Chris Barber Concert Films
Live From London
Dr. John & Chris Barber
Runtime: 55 minLive From London presents legendary musician Dr. John and the Chris Barber Jazz And Blues Band performing at the famous Marquee Club as part of the club’s 25th anniversary celebrations. His distinctive voice, songwriting talents and musicianship have earned Dr. John five Grammy Awards and booked his place in the Rock And Roll Hall of Fame. This wonderfully upbeat and energetic performance includes the classic tracks New Stack-A-Lee, Little Liza Jane, Memories Of Smiley and many more.
Adventures in the Kingdom of Swing
Runtime: 1 hr 2 minThis biography of musical legend Benny Goodman contains testimonials from various contemporaries and scholars, and offers several clips of the man in performance. Nearly two-dozen songs can be heard including "California, Here I Come," "A Fine Romance," "Why Don't You Do Right," "I've Got a Heart Full of Music," and "Bugle Cal Rag."
Live in France 1961: Antibes Jazz Festival
Runtime: 1 hr 28 minBy 1961 Ray Charles had established himself at the forefront of popular music.
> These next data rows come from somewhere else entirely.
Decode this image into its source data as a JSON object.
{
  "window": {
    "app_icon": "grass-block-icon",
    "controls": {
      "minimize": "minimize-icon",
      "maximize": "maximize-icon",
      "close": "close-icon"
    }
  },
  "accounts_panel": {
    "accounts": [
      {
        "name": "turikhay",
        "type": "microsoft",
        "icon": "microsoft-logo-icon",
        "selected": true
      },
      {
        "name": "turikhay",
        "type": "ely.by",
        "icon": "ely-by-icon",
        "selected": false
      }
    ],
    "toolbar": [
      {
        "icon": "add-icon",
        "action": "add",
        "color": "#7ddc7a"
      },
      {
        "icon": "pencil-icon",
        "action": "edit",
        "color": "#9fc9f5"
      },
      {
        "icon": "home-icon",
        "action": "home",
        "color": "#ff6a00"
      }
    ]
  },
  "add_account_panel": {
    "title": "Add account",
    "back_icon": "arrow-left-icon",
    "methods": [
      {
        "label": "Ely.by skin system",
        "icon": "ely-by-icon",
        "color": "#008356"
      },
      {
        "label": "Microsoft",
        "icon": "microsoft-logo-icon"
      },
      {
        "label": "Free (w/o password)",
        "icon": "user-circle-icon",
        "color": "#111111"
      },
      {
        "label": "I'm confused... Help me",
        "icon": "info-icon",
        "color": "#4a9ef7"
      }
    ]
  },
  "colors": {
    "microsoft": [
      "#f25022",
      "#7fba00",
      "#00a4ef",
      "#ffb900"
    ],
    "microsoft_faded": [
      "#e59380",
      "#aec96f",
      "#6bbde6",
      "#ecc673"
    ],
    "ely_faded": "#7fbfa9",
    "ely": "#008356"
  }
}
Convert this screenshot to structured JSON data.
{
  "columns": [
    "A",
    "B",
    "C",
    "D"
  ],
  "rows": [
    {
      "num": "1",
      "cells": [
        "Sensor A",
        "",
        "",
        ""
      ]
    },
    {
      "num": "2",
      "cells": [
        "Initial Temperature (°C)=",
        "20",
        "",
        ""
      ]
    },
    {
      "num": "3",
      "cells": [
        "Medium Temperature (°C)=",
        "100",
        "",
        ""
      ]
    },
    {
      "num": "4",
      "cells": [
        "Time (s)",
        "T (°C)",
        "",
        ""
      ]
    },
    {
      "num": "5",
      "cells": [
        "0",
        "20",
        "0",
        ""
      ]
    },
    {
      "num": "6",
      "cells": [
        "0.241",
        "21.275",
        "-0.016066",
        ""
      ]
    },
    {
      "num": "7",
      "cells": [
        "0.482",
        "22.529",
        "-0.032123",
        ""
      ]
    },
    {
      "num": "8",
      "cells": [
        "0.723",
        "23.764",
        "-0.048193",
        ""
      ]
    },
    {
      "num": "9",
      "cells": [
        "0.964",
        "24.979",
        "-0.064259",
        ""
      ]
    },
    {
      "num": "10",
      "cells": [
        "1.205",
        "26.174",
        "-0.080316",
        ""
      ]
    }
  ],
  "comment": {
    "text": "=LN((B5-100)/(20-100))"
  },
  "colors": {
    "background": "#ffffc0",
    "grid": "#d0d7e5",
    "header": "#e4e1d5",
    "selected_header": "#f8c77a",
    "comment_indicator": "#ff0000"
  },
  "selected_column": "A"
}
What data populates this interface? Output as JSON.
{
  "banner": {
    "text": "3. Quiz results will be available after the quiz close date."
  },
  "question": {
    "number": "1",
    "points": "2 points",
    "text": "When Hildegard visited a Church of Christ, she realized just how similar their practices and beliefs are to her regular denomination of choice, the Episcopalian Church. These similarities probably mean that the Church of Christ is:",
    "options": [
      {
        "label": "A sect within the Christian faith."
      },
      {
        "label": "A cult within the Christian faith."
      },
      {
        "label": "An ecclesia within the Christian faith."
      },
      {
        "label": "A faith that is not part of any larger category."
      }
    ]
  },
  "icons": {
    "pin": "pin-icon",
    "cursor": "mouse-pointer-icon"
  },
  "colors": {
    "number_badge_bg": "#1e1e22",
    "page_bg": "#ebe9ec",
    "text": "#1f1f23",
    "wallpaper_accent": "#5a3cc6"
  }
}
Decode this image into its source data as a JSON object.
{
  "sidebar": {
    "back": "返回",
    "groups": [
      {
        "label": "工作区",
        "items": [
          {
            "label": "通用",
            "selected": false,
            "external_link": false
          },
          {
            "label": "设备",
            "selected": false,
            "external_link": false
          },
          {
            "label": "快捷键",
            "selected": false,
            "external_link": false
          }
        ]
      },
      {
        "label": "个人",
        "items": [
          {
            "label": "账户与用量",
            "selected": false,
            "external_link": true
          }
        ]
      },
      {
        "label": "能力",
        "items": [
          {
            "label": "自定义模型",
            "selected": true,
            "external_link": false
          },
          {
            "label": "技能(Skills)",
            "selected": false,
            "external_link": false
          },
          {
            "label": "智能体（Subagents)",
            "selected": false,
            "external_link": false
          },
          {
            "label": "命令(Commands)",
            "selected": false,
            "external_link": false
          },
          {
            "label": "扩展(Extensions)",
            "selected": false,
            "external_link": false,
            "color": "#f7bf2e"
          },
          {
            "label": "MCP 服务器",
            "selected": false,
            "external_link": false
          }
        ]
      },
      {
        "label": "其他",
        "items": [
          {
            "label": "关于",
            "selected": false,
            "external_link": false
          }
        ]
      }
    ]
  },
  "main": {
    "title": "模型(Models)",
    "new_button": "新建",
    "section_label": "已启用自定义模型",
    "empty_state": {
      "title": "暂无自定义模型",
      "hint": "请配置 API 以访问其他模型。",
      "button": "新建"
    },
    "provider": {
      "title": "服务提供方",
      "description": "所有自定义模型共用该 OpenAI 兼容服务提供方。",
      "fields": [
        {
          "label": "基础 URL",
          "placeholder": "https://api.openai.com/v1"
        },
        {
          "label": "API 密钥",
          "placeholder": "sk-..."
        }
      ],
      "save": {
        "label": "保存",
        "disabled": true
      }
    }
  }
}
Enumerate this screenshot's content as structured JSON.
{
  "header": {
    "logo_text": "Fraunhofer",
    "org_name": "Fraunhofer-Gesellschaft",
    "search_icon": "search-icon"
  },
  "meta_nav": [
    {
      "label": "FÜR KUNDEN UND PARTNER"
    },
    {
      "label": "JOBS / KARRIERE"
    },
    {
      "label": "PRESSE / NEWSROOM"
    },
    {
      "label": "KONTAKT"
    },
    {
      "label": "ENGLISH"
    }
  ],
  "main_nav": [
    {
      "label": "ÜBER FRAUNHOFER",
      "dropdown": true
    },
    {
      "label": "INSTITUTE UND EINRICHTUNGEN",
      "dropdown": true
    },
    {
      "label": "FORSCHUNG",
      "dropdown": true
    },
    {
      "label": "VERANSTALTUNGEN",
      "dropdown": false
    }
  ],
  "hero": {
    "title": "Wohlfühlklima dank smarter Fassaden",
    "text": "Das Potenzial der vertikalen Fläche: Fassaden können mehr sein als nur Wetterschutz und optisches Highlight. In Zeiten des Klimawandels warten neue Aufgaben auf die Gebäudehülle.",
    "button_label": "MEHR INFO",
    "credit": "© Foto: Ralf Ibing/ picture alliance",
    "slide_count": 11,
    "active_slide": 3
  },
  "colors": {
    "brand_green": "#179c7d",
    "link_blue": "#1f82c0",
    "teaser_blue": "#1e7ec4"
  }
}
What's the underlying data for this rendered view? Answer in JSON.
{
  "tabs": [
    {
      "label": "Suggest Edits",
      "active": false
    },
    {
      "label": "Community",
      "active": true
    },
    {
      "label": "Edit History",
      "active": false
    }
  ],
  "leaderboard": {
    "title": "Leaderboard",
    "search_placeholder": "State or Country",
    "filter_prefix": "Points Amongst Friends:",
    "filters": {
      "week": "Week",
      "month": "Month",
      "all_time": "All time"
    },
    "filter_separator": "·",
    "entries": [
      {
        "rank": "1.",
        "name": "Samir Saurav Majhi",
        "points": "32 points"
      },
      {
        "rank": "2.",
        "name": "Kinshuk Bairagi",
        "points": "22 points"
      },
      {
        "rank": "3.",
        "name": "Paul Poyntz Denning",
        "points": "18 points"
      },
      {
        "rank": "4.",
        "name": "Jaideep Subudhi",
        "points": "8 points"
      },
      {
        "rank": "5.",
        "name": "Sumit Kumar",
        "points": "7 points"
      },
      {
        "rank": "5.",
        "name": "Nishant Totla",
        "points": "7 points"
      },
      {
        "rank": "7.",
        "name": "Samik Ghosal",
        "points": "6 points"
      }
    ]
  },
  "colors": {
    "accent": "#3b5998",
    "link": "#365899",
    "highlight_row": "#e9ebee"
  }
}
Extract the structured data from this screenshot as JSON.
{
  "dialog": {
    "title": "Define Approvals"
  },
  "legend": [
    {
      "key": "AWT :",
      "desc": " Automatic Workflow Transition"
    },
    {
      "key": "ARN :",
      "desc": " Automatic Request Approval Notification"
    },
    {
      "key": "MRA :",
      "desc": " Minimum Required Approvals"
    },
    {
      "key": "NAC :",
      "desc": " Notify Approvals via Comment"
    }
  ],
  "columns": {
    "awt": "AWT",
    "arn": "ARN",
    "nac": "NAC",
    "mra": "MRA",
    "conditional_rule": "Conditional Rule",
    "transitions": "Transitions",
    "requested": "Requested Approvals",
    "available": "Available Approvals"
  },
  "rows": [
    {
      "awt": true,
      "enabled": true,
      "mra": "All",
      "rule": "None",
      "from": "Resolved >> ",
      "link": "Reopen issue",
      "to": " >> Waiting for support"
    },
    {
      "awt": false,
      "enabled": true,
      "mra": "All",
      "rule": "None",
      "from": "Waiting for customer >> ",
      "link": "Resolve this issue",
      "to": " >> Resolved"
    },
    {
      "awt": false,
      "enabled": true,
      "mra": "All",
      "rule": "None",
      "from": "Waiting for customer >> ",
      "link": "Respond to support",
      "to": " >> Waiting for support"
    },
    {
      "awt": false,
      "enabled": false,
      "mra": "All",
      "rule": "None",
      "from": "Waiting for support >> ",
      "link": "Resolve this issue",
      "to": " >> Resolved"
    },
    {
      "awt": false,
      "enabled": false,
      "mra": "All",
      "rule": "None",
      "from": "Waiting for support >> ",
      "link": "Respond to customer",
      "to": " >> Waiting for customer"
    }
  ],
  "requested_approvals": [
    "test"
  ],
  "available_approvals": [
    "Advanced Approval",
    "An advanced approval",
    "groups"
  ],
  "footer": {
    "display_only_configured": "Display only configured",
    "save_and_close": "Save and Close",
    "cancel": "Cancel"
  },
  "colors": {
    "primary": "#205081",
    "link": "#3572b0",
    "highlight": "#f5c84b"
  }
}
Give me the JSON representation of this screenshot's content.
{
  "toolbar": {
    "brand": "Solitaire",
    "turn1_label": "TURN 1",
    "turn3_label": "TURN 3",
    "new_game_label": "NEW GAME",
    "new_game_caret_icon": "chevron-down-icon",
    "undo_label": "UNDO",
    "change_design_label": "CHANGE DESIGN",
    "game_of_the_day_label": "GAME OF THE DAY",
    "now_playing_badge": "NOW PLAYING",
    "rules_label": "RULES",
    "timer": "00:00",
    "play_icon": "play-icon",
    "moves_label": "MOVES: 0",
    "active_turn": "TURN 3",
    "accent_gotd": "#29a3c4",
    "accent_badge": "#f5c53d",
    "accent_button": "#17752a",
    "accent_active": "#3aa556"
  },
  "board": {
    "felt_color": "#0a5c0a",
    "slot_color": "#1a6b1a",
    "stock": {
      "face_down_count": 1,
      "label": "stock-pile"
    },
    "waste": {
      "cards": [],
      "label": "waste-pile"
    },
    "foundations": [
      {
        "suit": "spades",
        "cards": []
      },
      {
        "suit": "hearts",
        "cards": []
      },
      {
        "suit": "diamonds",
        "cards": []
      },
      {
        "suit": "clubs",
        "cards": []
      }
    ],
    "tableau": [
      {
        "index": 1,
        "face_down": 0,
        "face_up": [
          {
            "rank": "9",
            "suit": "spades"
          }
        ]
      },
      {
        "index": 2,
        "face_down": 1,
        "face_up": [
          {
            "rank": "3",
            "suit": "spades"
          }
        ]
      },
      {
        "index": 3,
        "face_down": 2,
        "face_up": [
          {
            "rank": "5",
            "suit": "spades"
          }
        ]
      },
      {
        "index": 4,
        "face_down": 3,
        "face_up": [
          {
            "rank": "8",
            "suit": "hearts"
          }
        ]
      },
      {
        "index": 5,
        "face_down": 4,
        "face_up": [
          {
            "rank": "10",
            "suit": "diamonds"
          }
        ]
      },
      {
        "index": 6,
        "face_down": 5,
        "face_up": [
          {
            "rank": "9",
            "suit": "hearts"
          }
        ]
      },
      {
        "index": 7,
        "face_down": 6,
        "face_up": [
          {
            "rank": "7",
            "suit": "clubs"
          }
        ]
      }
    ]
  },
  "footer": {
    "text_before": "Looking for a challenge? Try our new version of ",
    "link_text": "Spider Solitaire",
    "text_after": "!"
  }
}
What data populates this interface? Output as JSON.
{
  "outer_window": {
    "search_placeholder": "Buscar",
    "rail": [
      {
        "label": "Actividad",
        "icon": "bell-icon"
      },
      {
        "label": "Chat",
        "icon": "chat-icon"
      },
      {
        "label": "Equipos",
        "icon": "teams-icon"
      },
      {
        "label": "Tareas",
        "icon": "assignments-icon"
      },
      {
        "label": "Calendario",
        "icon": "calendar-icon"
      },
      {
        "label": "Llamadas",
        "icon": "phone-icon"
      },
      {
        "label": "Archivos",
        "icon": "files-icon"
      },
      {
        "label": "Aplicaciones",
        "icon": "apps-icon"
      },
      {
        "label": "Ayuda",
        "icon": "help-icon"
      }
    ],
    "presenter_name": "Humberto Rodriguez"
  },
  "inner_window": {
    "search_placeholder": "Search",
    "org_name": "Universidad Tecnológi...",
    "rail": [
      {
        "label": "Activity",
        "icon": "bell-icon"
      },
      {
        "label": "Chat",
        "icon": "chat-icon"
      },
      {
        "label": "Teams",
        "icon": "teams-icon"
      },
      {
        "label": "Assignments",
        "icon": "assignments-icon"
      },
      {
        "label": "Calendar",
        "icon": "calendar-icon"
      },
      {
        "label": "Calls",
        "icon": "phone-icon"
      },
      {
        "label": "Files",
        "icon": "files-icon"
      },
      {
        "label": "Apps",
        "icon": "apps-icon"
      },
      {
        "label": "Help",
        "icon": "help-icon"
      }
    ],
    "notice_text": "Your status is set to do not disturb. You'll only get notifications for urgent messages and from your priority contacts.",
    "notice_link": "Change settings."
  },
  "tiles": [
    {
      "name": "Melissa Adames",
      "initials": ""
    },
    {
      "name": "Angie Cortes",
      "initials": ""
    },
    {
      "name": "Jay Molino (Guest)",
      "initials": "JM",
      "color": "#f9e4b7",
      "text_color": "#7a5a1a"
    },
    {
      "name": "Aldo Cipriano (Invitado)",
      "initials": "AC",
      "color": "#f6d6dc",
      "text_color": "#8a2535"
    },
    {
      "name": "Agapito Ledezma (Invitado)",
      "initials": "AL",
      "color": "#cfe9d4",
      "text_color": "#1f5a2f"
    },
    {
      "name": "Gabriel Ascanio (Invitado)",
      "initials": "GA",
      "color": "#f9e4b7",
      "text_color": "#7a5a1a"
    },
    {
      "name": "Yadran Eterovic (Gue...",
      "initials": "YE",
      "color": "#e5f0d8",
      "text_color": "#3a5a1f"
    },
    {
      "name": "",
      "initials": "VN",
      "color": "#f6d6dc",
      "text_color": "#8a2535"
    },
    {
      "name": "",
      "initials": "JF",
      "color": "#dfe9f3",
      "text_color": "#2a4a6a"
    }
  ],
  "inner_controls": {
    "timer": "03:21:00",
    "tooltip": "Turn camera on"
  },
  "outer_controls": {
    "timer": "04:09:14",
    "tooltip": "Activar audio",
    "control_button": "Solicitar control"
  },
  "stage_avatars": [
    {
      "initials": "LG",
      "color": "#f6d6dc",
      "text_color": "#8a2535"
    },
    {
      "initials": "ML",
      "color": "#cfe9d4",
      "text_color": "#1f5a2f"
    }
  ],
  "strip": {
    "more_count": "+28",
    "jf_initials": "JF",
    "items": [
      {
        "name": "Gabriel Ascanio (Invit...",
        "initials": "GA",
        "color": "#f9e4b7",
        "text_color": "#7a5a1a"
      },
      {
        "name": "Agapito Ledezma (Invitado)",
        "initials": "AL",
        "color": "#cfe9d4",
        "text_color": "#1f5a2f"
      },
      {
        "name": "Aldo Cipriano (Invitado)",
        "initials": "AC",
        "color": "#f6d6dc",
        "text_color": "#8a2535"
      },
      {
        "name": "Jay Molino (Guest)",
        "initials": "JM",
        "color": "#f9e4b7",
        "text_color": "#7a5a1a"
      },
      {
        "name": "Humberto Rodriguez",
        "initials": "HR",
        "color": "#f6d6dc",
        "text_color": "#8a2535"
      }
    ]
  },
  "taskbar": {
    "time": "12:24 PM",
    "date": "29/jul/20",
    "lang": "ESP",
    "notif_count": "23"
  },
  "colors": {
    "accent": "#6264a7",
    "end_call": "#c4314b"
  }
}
He had several R&B hit singles on Atlantic Records in the fifties and crossed over into the mainstream with his hit “What’d I Say” in 1959. He then moved from Atlantic Records to ABC and had further success throughout the sixties. The concert was filmed at the Antibes Jazz Festival in July of 1961 when Ray Charles was at the peak of his powers.
Legends in Concert
Runtime: 43 minJazz Legends - Duke Ellington and His Orchestra (1929-1943) by Duke Ellington, includes a series of short films made in Hollywood featuring Ellington performing his biggest hits: Black And Tan (1929) directed by Dudley Murphy; Check and Double Check (1930) directed by Melville Brown; Symphony in Black (1934) directed by Fred Waller; Paramount Pictoral No.889 (1937); The Hit Parade of 1937; and RKO Jamboree No.7 (1943) directed by Jay Bonafield. .
Live On the Queen Mary
Runtime: 1 hr 24 minIn 2013, a dream came true for Hugh Laurie when he took to the stage in the magnificent Art Deco surroundings of the famous liner Queen Mary, now moored permanently at Longbeach, California. The show combines tracks from both of his hugely successful blues albums, "Let Them Talk" from 2011 (UK #2) and the recently released "Didn't It Rain" (UK #3), along with other musical gems. Hugh Laurie leads on vocals, piano and guitar and is supported by the Copper Bottom Blues Band, a fantastic group of musicians and singers. His engaging personality and skilful playing make for a perfect evening of sublime blues in a wonderfully intimate setting.
A Man and His Music: Part III
Runtime: 52 minFor his 1960s television special, Frank Sinatra organized the show around the loose theme of "rhythm," and chose for his exploration two artists of impeccable credentials: the scat stylings and jazz-influenced delivery of Ella Fitzgerald and the quiet Latin groove of Brazilian bossa nova legend Antonio Carlos Jobim. The program combines beautiful ballads ("Ol' Man River," "Put Your Dreams Away") with brassy up-tempo tunes ("Day In, Day Out," "Get Me to the Church on Time"), though one medley includes some forgivable but hardly memorable attempts at contemporary pop, mixing snatches of "How High the Moon" with "Up, Up and Away," "Don't Cry Joe" with "Ode to Billy Joe." The show slows for a relaxed medley with Jobim, who accompanies a lounging, cigarette-smoking Sinatra with guitar and whispering backing vocals while the Voice drops his volume to an intimate conversational tone for "Change Partners," "I Concentrate on You," and Jobim's own "The Girl from Ipanema." Ella duets with Sinatra on two medleys (contributing a fabulous scat rendition of "Stomping at the Savoy"), solos on "Body and Soul," "It's All Right with Me" and "Don't Be That Way," and finally the two burn up the program with one final duet, a high octane, show-stopping performance of "The Lady Is a Tramp," with Nelson Riddle's orchestra driving the brass to keep up.